I find the premise of this article silly. If new music had wider appeal (ie if it was better
quality, more interesting, in the sweet spot of more people's taste), it would sell better. There
are still hits, so some artists are doing plenty well. Older, beloved music is beloved for a reason.
I recommend people google Fusilli's articles in the WSJ and check out music he is championing on
Spotify, and decide for yourself. The one point that is true is that the old model of A&R
professionals who scouted out and then nurtured young musicians are pretty much an extinct species.
I blame mega-glomeration and then the post-Napster coring out of the music business. There is a much
smaller profit pie, and bean-counters demanding maximum profits per quarter. There's no room for a
long game in that environment. So artists have do DIY it. Some are better at it than others.
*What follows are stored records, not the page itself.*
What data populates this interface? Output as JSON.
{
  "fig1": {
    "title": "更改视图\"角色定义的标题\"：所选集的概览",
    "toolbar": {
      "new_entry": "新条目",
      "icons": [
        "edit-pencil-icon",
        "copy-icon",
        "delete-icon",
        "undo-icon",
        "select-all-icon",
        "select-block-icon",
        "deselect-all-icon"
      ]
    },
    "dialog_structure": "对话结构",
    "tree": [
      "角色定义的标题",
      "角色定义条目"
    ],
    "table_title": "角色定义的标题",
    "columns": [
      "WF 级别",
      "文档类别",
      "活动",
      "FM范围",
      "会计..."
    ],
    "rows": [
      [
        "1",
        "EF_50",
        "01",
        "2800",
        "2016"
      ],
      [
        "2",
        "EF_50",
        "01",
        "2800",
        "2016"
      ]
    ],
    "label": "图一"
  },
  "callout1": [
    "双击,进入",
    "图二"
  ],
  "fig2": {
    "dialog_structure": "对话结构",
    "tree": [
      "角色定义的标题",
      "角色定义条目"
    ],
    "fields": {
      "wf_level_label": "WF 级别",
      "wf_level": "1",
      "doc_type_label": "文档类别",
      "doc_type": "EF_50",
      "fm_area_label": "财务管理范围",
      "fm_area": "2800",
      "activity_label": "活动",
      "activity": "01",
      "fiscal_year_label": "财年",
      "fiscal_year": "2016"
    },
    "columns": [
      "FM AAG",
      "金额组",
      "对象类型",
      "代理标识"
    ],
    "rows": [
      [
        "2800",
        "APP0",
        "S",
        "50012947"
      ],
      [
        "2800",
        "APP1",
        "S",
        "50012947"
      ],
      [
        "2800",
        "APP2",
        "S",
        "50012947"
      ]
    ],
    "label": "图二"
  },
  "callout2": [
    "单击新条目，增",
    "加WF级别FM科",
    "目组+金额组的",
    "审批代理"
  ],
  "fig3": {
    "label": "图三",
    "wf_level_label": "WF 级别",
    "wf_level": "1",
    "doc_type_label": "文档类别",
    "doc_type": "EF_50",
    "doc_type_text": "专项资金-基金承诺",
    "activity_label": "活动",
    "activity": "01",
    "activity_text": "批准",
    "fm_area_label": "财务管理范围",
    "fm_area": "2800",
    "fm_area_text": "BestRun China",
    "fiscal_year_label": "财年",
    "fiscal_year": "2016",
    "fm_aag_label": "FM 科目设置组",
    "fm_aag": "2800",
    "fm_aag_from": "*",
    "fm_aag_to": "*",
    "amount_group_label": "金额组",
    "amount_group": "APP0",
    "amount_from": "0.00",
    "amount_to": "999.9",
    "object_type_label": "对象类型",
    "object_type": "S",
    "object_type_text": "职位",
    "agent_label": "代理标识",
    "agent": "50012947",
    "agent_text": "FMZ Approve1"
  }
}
We've
also discussed the decline of live music culture at the grass-roots level.
-- Tom Fine
----- Original Message -----
From: "Carl Pultz" <[log in to unmask]>
To: <[log in to unmask]>
Sent: Monday, February 22, 2016 7:07 PM
Subject: [ARSCLIST] Stop buying reissues
> I've bowdlerized his message, but I think Fusilli makes some good points,
> especially this one:
> "I don't think the industry knows how to market music to grown-ups ... I
> don't think the industry knows how to hand a grown-up a piece of music and
> say, This is really good for the following reasons, and none of those
> reasons has anything to do with clothes or hair or who they're dating or